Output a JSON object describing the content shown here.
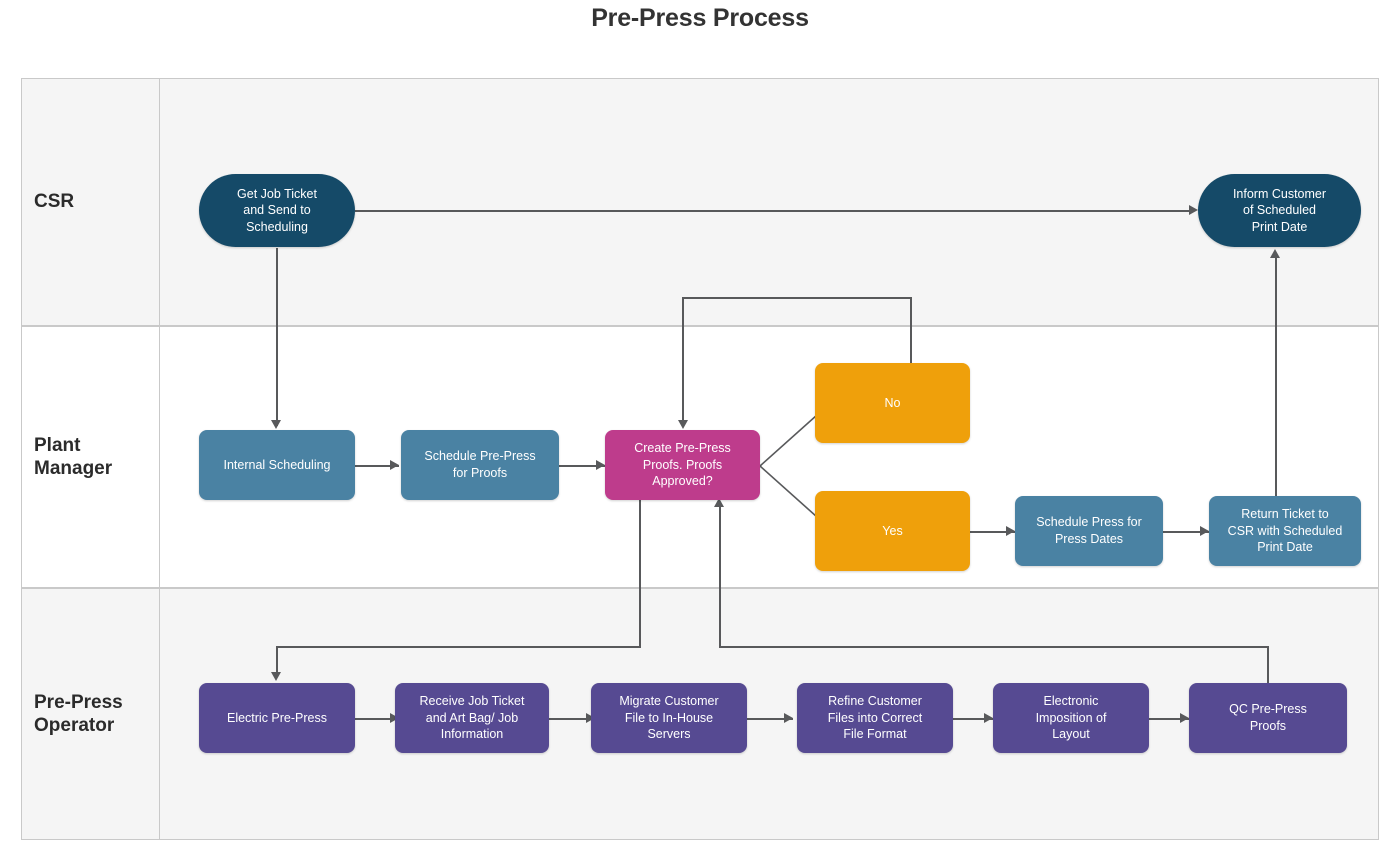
{
  "title": "Pre-Press Process",
  "colors": {
    "navy": "#154A68",
    "steel_blue": "#4A82A3",
    "magenta": "#BE3C8C",
    "orange": "#EFA00B",
    "purple": "#564A92",
    "connector": "#58595b",
    "lane_border": "#c9c9c9",
    "lane_shaded": "#f5f5f5",
    "lane_plain": "#ffffff"
  },
  "lanes": [
    {
      "id": "csr",
      "label": "CSR"
    },
    {
      "id": "plant-manager",
      "label": "Plant\nManager"
    },
    {
      "id": "pre-press-operator",
      "label": "Pre-Press\nOperator"
    }
  ],
  "nodes": {
    "get_job_ticket": {
      "label": "Get Job Ticket\nand Send to\nScheduling",
      "lane": "csr",
      "shape": "pill",
      "color": "navy"
    },
    "inform_customer": {
      "label": "Inform Customer\nof Scheduled\nPrint Date",
      "lane": "csr",
      "shape": "pill",
      "color": "navy"
    },
    "internal_scheduling": {
      "label": "Internal Scheduling",
      "lane": "plant-manager",
      "shape": "rounded-rect",
      "color": "steel_blue"
    },
    "schedule_prepress": {
      "label": "Schedule Pre-Press\nfor Proofs",
      "lane": "plant-manager",
      "shape": "rounded-rect",
      "color": "steel_blue"
    },
    "create_prepress_proofs": {
      "label": "Create Pre-Press\nProofs. Proofs\nApproved?",
      "lane": "plant-manager",
      "shape": "rounded-rect",
      "color": "magenta"
    },
    "decision_no": {
      "label": "No",
      "lane": "plant-manager",
      "shape": "rounded-rect",
      "color": "orange"
    },
    "decision_yes": {
      "label": "Yes",
      "lane": "plant-manager",
      "shape": "rounded-rect",
      "color": "orange"
    },
    "schedule_press": {
      "label": "Schedule Press for\nPress Dates",
      "lane": "plant-manager",
      "shape": "rounded-rect",
      "color": "steel_blue"
    },
    "return_ticket": {
      "label": "Return Ticket to\nCSR with Scheduled\nPrint Date",
      "lane": "plant-manager",
      "shape": "rounded-rect",
      "color": "steel_blue"
    },
    "electric_prepress": {
      "label": "Electric Pre-Press",
      "lane": "pre-press-operator",
      "shape": "rounded-rect",
      "color": "purple"
    },
    "receive_job_ticket": {
      "label": "Receive Job Ticket\nand Art Bag/ Job\nInformation",
      "lane": "pre-press-operator",
      "shape": "rounded-rect",
      "color": "purple"
    },
    "migrate_customer_file": {
      "label": "Migrate Customer\nFile to In-House\nServers",
      "lane": "pre-press-operator",
      "shape": "rounded-rect",
      "color": "purple"
    },
    "refine_customer_files": {
      "label": "Refine Customer\nFiles into Correct\nFile Format",
      "lane": "pre-press-operator",
      "shape": "rounded-rect",
      "color": "purple"
    },
    "electronic_imposition": {
      "label": "Electronic\nImposition of\nLayout",
      "lane": "pre-press-operator",
      "shape": "rounded-rect",
      "color": "purple"
    },
    "qc_prepress_proofs": {
      "label": "QC Pre-Press\nProofs",
      "lane": "pre-press-operator",
      "shape": "rounded-rect",
      "color": "purple"
    }
  },
  "edges": [
    {
      "from": "get_job_ticket",
      "to": "inform_customer",
      "label": ""
    },
    {
      "from": "get_job_ticket",
      "to": "internal_scheduling",
      "label": ""
    },
    {
      "from": "internal_scheduling",
      "to": "schedule_prepress",
      "label": ""
    },
    {
      "from": "schedule_prepress",
      "to": "create_prepress_proofs",
      "label": ""
    },
    {
      "from": "create_prepress_proofs",
      "to": "decision_no",
      "label": ""
    },
    {
      "from": "create_prepress_proofs",
      "to": "decision_yes",
      "label": ""
    },
    {
      "from": "decision_no",
      "to": "create_prepress_proofs",
      "label": ""
    },
    {
      "from": "decision_yes",
      "to": "schedule_press",
      "label": ""
    },
    {
      "from": "schedule_press",
      "to": "return_ticket",
      "label": ""
    },
    {
      "from": "return_ticket",
      "to": "inform_customer",
      "label": ""
    },
    {
      "from": "create_prepress_proofs",
      "to": "electric_prepress",
      "label": ""
    },
    {
      "from": "electric_prepress",
      "to": "receive_job_ticket",
      "label": ""
    },
    {
      "from": "receive_job_ticket",
      "to": "migrate_customer_file",
      "label": ""
    },
    {
      "from": "migrate_customer_file",
      "to": "refine_customer_files",
      "label": ""
    },
    {
      "from": "refine_customer_files",
      "to": "electronic_imposition",
      "label": ""
    },
    {
      "from": "electronic_imposition",
      "to": "qc_prepress_proofs",
      "label": ""
    },
    {
      "from": "qc_prepress_proofs",
      "to": "create_prepress_proofs",
      "label": ""
    }
  ]
}
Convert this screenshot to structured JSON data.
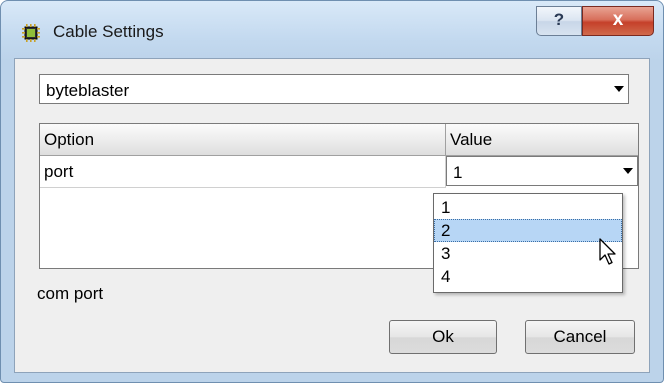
{
  "window": {
    "title": "Cable Settings",
    "help_label": "?",
    "close_label": "x"
  },
  "cable_select": {
    "value": "byteblaster"
  },
  "table": {
    "columns": [
      "Option",
      "Value"
    ],
    "rows": [
      {
        "option": "port",
        "value": "1"
      }
    ]
  },
  "value_dropdown": {
    "options": [
      "1",
      "2",
      "3",
      "4"
    ],
    "highlighted": "2"
  },
  "hint_text": "com port",
  "buttons": {
    "ok_label": "Ok",
    "cancel_label": "Cancel"
  },
  "colors": {
    "highlight": "#b7d6f5",
    "close_button": "#c5402a"
  },
  "icons": {
    "app": "chip-icon",
    "cursor": "mouse-pointer-icon",
    "dropdown": "chevron-down-icon"
  }
}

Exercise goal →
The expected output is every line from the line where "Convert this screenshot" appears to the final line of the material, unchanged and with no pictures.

Written reply →
Convert this screenshot to structured JSON data.
{
  "window": {
    "title": "Cable Settings",
    "help_label": "?",
    "close_label": "x"
  },
  "cable_select": {
    "value": "byteblaster"
  },
  "table": {
    "columns": [
      "Option",
      "Value"
    ],
    "rows": [
      {
        "option": "port",
        "value": "1"
      }
    ]
  },
  "value_dropdown": {
    "options": [
      "1",
      "2",
      "3",
      "4"
    ],
    "highlighted": "2"
  },
  "hint_text": "com port",
  "buttons": {
    "ok_label": "Ok",
    "cancel_label": "Cancel"
  },
  "colors": {
    "highlight": "#b7d6f5",
    "close_button": "#c5402a"
  },
  "icons": {
    "app": "chip-icon",
    "cursor": "mouse-pointer-icon",
    "dropdown": "chevron-down-icon"
  }
}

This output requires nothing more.